To do: Your output should be exactly the lines from the one containing "Extract the structured" through the last line of the listing, and nothing else. Pictures stay out.

***

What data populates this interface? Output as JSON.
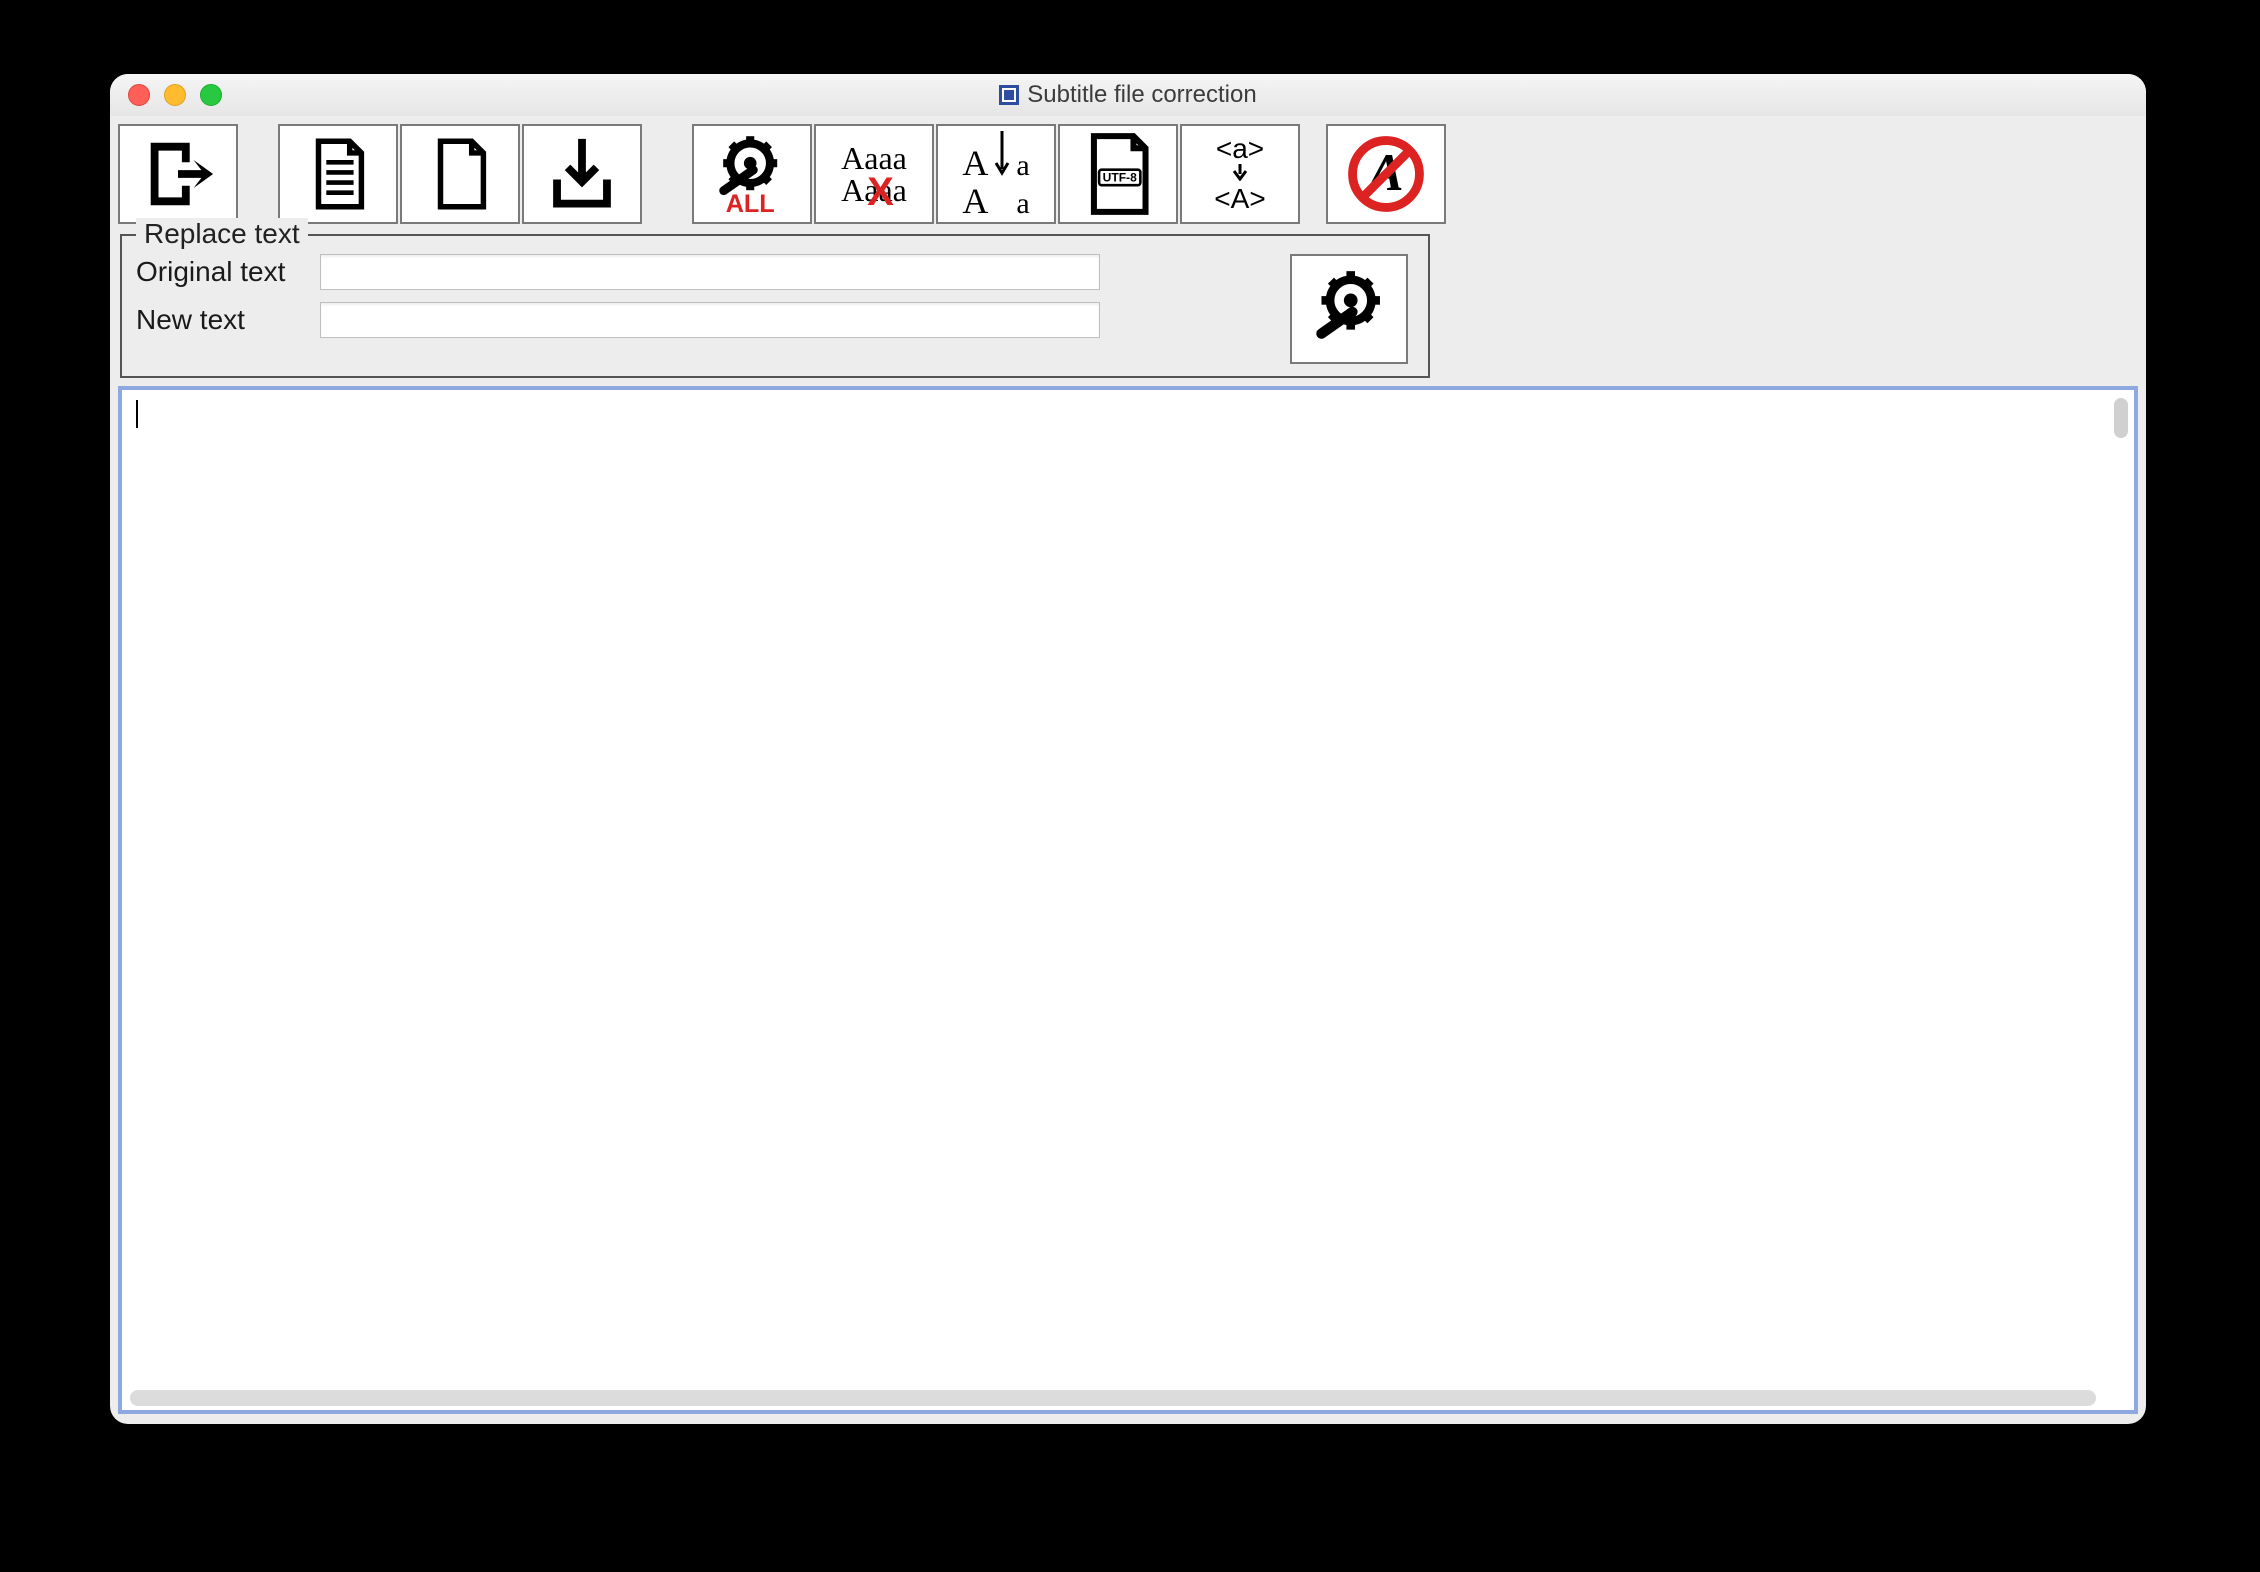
{
  "window": {
    "title": "Subtitle file correction"
  },
  "toolbar": {
    "buttons": [
      {
        "name": "exit-button",
        "icon": "exit-icon"
      },
      {
        "name": "open-file-button",
        "icon": "document-lines-icon"
      },
      {
        "name": "new-file-button",
        "icon": "blank-document-icon"
      },
      {
        "name": "save-download-button",
        "icon": "download-icon"
      },
      {
        "name": "fix-all-button",
        "icon": "gear-wrench-all-icon",
        "badge": "ALL"
      },
      {
        "name": "remove-dup-lines-button",
        "icon": "remove-duplicate-text-icon",
        "top_text": "Aaaa",
        "bottom_text": "Aaaa"
      },
      {
        "name": "change-case-button",
        "icon": "case-convert-icon",
        "top_left": "A",
        "top_right": "a",
        "bottom_left": "A",
        "bottom_right": "a"
      },
      {
        "name": "utf8-encode-button",
        "icon": "utf8-file-icon",
        "badge": "UTF-8"
      },
      {
        "name": "tag-case-button",
        "icon": "tag-case-icon",
        "top_text": "<a>",
        "bottom_text": "<A>"
      },
      {
        "name": "disable-styling-button",
        "icon": "no-style-icon"
      }
    ]
  },
  "replace": {
    "group_label": "Replace text",
    "original_label": "Original text",
    "new_label": "New text",
    "original_value": "",
    "new_value": "",
    "action_icon": "gear-wrench-icon"
  },
  "editor": {
    "content": ""
  },
  "colors": {
    "focus_border": "#8da9df",
    "red_accent": "#d22",
    "window_bg": "#ededed"
  }
}
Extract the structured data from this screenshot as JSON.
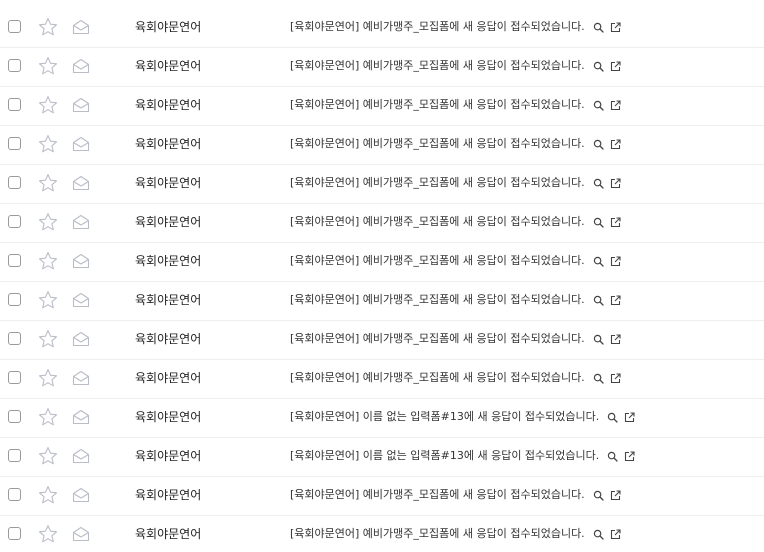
{
  "icons": {
    "checkbox": "checkbox-icon",
    "star": "star-icon",
    "envelope": "envelope-icon",
    "search": "search-icon",
    "open": "open-new-window-icon"
  },
  "colors": {
    "icon_gray": "#b9bdc7",
    "row_border": "#eeeeee",
    "text": "#222222"
  },
  "mails": [
    {
      "sender": "육회야문연어",
      "subject": "[육회야문연어] 예비가맹주_모집폼에 새 응답이 접수되었습니다."
    },
    {
      "sender": "육회야문연어",
      "subject": "[육회야문연어] 예비가맹주_모집폼에 새 응답이 접수되었습니다."
    },
    {
      "sender": "육회야문연어",
      "subject": "[육회야문연어] 예비가맹주_모집폼에 새 응답이 접수되었습니다."
    },
    {
      "sender": "육회야문연어",
      "subject": "[육회야문연어] 예비가맹주_모집폼에 새 응답이 접수되었습니다."
    },
    {
      "sender": "육회야문연어",
      "subject": "[육회야문연어] 예비가맹주_모집폼에 새 응답이 접수되었습니다."
    },
    {
      "sender": "육회야문연어",
      "subject": "[육회야문연어] 예비가맹주_모집폼에 새 응답이 접수되었습니다."
    },
    {
      "sender": "육회야문연어",
      "subject": "[육회야문연어] 예비가맹주_모집폼에 새 응답이 접수되었습니다."
    },
    {
      "sender": "육회야문연어",
      "subject": "[육회야문연어] 예비가맹주_모집폼에 새 응답이 접수되었습니다."
    },
    {
      "sender": "육회야문연어",
      "subject": "[육회야문연어] 예비가맹주_모집폼에 새 응답이 접수되었습니다."
    },
    {
      "sender": "육회야문연어",
      "subject": "[육회야문연어] 예비가맹주_모집폼에 새 응답이 접수되었습니다."
    },
    {
      "sender": "육회야문연어",
      "subject": "[육회야문연어] 이름 없는 입력폼#13에 새 응답이 접수되었습니다."
    },
    {
      "sender": "육회야문연어",
      "subject": "[육회야문연어] 이름 없는 입력폼#13에 새 응답이 접수되었습니다."
    },
    {
      "sender": "육회야문연어",
      "subject": "[육회야문연어] 예비가맹주_모집폼에 새 응답이 접수되었습니다."
    },
    {
      "sender": "육회야문연어",
      "subject": "[육회야문연어] 예비가맹주_모집폼에 새 응답이 접수되었습니다."
    }
  ]
}
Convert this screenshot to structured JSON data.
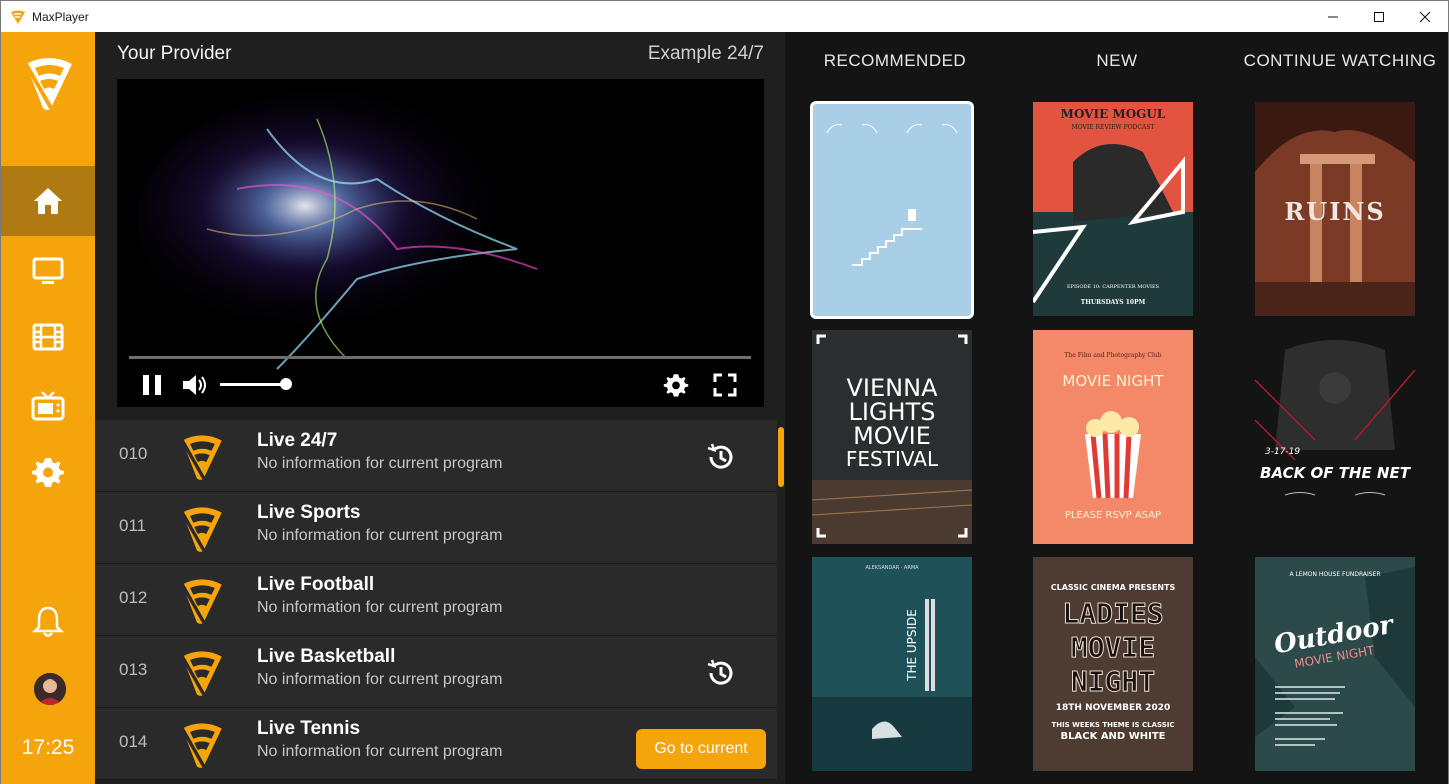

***

Answer box:
Extract the structured data from this screenshot as JSON.
{
  "icons": {
    "checkbox": "checkbox-icon",
    "star": "star-icon",
    "envelope": "envelope-icon",
    "search": "search-icon",
    "open": "open-new-window-icon"
  },
  "colors": {
    "icon_gray": "#b9bdc7",
    "row_border": "#eeeeee",
    "text": "#222222"
  },
  "mails": [
    {
      "sender": "육회야문연어",
      "subject": "[육회야문연어] 예비가맹주_모집폼에 새 응답이 접수되었습니다."
    },
    {
      "sender": "육회야문연어",
      "subject": "[육회야문연어] 예비가맹주_모집폼에 새 응답이 접수되었습니다."
    },
    {
      "sender": "육회야문연어",
      "subject": "[육회야문연어] 예비가맹주_모집폼에 새 응답이 접수되었습니다."
    },
    {
      "sender": "육회야문연어",
      "subject": "[육회야문연어] 예비가맹주_모집폼에 새 응답이 접수되었습니다."
    },
    {
      "sender": "육회야문연어",
      "subject": "[육회야문연어] 예비가맹주_모집폼에 새 응답이 접수되었습니다."
    },
    {
      "sender": "육회야문연어",
      "subject": "[육회야문연어] 예비가맹주_모집폼에 새 응답이 접수되었습니다."
    },
    {
      "sender": "육회야문연어",
      "subject": "[육회야문연어] 예비가맹주_모집폼에 새 응답이 접수되었습니다."
    },
    {
      "sender": "육회야문연어",
      "subject": "[육회야문연어] 예비가맹주_모집폼에 새 응답이 접수되었습니다."
    },
    {
      "sender": "육회야문연어",
      "subject": "[육회야문연어] 예비가맹주_모집폼에 새 응답이 접수되었습니다."
    },
    {
      "sender": "육회야문연어",
      "subject": "[육회야문연어] 예비가맹주_모집폼에 새 응답이 접수되었습니다."
    },
    {
      "sender": "육회야문연어",
      "subject": "[육회야문연어] 이름 없는 입력폼#13에 새 응답이 접수되었습니다."
    },
    {
      "sender": "육회야문연어",
      "subject": "[육회야문연어] 이름 없는 입력폼#13에 새 응답이 접수되었습니다."
    },
    {
      "sender": "육회야문연어",
      "subject": "[육회야문연어] 예비가맹주_모집폼에 새 응답이 접수되었습니다."
    },
    {
      "sender": "육회야문연어",
      "subject": "[육회야문연어] 예비가맹주_모집폼에 새 응답이 접수되었습니다."
    }
  ]
}
Convert this screenshot to structured JSON data.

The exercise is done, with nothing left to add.